mourning-after medication

As one who feels things deeply, my heart this week has been heavier than I could ever begin to describe. I am laden with grief. I am angry and sad and devastated and confused.

But mostly, I just feel... heavy. Weighed down. Pressed down. 

What happened this week, or rather what has been brought to the surface by the election of Trump, is utterly horrifying to me. It's nauseating and maddening and frightening. But mostly? Mostly it is heartbreaking. 

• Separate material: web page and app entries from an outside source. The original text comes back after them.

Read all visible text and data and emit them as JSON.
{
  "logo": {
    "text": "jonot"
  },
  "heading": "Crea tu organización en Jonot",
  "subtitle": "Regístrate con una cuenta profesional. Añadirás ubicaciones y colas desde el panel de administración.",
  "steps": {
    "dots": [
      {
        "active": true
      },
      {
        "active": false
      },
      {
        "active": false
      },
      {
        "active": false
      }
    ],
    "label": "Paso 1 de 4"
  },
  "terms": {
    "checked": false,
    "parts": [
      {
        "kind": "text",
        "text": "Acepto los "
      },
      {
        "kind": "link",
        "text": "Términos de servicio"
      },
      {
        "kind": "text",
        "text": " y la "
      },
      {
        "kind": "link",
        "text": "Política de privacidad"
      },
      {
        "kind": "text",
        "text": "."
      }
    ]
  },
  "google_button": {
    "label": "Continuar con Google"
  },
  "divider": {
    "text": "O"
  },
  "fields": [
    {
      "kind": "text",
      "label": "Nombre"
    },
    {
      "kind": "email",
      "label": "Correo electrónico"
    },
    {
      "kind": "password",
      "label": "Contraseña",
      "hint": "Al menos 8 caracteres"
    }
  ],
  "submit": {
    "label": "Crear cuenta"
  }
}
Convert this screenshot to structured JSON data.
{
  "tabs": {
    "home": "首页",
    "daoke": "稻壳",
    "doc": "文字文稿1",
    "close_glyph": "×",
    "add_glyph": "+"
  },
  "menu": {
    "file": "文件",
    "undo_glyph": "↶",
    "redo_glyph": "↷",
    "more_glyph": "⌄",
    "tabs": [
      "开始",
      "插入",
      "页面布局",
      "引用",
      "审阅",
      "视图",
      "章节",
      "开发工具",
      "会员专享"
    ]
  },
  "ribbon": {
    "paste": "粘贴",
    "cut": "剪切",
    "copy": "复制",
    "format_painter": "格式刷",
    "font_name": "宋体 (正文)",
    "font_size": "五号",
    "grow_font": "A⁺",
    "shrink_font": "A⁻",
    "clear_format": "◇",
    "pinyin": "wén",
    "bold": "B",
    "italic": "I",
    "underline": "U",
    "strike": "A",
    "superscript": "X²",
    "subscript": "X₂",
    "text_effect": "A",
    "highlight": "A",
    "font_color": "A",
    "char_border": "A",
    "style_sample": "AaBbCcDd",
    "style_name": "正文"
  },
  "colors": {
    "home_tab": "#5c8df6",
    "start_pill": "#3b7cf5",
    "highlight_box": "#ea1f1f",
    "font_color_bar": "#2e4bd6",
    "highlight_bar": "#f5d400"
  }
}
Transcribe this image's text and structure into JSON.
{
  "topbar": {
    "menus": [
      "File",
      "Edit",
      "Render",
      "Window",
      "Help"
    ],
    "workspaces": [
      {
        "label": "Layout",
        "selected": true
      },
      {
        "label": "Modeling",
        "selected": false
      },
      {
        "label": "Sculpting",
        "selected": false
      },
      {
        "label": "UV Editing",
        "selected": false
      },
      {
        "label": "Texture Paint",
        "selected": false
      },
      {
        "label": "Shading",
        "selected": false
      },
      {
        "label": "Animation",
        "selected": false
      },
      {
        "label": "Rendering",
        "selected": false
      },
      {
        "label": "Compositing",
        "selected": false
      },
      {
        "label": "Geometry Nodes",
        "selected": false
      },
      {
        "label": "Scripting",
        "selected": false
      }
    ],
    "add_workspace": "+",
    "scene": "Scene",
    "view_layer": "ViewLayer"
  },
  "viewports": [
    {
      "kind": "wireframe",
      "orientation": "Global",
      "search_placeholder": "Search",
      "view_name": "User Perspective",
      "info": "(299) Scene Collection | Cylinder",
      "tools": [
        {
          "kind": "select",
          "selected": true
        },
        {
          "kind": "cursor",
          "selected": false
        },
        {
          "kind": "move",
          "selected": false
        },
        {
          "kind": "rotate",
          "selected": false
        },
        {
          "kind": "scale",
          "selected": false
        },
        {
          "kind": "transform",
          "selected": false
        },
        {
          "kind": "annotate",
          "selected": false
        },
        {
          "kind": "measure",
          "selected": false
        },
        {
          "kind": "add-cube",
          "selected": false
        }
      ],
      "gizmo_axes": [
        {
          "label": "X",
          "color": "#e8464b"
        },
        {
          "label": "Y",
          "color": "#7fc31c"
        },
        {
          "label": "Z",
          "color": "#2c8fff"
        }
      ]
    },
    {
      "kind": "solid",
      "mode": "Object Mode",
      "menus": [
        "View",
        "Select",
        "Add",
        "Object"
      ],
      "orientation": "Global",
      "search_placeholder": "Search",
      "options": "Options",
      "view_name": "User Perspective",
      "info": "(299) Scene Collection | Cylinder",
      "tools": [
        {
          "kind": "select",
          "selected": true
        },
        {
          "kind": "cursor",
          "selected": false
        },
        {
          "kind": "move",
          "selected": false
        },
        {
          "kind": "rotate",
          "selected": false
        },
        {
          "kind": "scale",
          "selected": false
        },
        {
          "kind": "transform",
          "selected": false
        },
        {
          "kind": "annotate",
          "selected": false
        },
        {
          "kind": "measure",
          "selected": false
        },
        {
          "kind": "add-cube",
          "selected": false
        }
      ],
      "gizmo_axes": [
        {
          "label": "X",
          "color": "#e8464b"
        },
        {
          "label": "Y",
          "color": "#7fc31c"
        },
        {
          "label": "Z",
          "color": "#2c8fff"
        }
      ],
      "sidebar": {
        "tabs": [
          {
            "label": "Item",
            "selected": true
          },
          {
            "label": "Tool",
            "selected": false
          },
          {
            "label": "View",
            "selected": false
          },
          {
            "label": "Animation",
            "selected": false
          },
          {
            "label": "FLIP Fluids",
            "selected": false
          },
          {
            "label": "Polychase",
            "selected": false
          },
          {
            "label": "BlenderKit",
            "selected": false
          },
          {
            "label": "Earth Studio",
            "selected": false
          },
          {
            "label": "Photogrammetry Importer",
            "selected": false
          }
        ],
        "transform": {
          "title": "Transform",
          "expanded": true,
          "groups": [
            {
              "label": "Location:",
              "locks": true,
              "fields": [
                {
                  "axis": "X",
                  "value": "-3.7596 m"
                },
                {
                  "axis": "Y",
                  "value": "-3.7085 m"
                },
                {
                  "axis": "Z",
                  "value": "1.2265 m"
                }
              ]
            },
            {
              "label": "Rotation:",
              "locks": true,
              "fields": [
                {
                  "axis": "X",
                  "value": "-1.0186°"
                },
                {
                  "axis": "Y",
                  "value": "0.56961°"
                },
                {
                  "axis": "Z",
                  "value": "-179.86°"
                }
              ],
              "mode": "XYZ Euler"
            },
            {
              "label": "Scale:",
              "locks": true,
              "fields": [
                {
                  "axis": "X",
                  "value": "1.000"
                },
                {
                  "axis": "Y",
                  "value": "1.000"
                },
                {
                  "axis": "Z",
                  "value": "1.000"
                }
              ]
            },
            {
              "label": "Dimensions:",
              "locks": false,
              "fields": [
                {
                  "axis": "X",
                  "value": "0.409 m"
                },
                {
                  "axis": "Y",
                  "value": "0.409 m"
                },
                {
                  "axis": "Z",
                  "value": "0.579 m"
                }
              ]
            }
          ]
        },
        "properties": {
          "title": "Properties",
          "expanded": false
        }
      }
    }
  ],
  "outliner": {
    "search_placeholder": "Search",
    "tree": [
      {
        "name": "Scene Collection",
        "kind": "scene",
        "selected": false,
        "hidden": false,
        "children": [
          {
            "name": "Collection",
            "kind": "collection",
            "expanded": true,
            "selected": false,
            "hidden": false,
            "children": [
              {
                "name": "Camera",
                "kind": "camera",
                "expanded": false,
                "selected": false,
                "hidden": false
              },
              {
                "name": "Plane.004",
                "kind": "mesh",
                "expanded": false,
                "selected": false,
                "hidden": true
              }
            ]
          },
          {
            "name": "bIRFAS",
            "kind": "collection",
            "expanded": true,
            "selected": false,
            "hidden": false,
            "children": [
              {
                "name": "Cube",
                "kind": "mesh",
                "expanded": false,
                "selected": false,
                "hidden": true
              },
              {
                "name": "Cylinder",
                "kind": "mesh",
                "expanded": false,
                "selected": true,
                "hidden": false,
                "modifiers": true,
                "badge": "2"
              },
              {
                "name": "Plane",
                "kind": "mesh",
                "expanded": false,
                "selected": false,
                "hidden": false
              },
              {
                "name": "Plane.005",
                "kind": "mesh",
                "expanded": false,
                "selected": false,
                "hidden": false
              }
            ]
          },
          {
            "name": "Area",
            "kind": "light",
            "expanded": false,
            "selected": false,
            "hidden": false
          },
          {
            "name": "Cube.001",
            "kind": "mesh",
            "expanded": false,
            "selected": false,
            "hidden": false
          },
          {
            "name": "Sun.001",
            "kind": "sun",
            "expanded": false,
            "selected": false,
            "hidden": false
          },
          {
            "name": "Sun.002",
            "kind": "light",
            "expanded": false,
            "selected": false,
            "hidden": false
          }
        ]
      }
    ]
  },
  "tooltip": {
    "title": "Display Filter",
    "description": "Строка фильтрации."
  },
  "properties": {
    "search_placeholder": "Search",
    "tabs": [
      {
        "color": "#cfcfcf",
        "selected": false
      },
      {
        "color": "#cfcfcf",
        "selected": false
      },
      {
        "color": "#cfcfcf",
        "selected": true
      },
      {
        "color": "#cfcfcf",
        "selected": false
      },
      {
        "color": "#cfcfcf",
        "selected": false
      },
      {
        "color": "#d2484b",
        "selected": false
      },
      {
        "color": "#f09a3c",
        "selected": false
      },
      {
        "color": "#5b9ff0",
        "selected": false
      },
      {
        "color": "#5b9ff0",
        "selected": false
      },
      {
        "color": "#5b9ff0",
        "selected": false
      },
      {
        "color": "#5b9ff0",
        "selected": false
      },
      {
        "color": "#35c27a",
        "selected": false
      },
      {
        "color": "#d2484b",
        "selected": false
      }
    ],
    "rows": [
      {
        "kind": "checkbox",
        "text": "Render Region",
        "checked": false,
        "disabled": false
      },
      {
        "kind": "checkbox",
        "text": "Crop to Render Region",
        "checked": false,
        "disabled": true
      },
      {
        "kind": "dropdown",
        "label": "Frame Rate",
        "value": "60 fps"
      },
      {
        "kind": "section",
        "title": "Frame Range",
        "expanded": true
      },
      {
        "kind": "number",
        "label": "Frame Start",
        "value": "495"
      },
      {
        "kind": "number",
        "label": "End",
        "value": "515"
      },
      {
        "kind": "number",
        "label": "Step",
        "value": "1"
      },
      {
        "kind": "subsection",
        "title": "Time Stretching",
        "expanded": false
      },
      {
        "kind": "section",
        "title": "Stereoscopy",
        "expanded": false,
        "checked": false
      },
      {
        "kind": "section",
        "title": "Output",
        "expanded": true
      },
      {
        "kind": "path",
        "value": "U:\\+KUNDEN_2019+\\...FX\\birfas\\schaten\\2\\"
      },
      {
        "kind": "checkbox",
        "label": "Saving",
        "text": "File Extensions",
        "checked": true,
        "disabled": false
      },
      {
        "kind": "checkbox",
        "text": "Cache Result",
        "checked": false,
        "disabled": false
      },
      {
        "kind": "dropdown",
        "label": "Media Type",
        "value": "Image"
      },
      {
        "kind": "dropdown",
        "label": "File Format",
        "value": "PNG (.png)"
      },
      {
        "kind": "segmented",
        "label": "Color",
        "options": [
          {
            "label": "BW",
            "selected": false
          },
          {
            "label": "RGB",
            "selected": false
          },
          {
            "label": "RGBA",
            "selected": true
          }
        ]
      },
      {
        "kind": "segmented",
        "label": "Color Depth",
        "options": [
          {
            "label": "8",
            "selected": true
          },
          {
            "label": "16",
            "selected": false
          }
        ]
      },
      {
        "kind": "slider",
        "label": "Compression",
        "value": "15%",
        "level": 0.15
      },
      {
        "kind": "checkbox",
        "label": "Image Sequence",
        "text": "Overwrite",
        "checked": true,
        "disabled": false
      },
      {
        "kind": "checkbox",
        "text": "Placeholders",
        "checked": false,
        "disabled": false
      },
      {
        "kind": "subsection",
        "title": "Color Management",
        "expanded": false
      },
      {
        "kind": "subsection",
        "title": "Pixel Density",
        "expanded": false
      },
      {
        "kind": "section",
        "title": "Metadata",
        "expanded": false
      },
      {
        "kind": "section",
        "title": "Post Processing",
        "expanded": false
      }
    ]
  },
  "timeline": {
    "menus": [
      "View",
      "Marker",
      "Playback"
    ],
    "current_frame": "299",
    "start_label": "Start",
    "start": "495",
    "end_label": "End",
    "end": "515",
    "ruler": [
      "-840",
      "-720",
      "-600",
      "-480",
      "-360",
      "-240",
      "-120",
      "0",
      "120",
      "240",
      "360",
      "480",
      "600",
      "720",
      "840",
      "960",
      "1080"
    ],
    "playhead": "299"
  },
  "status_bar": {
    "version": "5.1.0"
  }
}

My head is left spinning with thoughts I can't seem to even wrap my hands around. I can't make sense of them for myself, let alone articulate them to anyone else. The depth of what I feel cannot be summed up in words—at least none that I am able to string together on my own. I find myself unable to process the incomprehensibleness of all this...

And so all I can do is sit in it. 

With hot tears I scroll hastily past the posts and articles that aim to instruct me on how I should feel and what action I should take and how I should remember that God is in control. To be honest, I can't take the red bow just yet. To be really honest, I'm not sure I ever will, but certainly not now. I'm just not ready.

I simply need to give space for the mourning after.

Optimism can come later. Hope can (hopefully) be restored someday. Idealism and positivity and cup-half-full-ness can eventually make a rebound.

But right now? Right now, I'm still feeling that which I have no words for and still thinking heavy inarticulate thoughts that I don't know what to do with. So I'm practicing self-care and taking healthy doses of mourning-after meds.

My mourning-after medication looks like sitting together in the heaviness with safe-space friends. It looks like love and kindness and generosity. It looks like reading poetry, taking breaks from social media, earlier bedtimes, lighter schedules, and saying no. It looks like ridiculous dancing in my kitchen and in my car and in all manner of public places.

My mourning-after medication sounds like well-loved songs filling the cracks in my broken heart. It sounds like friends' voices, shaking but strong; it sounds like my own trembling voice as well; and at times it simply sounds like complete silence. It sounds like "just one more episode," and belly laughter wherever it may be found, and Leonard Cohen's hauntingly beautiful "cold and broken hallelujah". 

My mourning-after medication smells like chai tea and vanilla candles and the unique scent of newly dyed hair. It smells like long, steamy showers; like peanut butter cups; like strong whiskey; like crisp autumn air; like coconut hand cream; like home. 

My mourning-after medication tastes like comfort food: chocolate chip pancakes, garganelli verde, New York-style pizza. It tastes like bitter tears and acrid outbursts of indignation and words sparkling on the tip of my tongue. It tastes like fierce sorrow, sour loss, burning grief. 

My mourning-after medication feels like fuzzy socks and cozy sweaters. It feels like bear hugs, given and received. It feels like my hands wrapped around a hot mug of cider; and like being snuggled under a soft blanket; and like deep, intentional, cleansing breaths. It feels like holding space for those who also know how to hold space for me.

I'm giving myself space for the mourning after.

And I commit to giving you space for it too.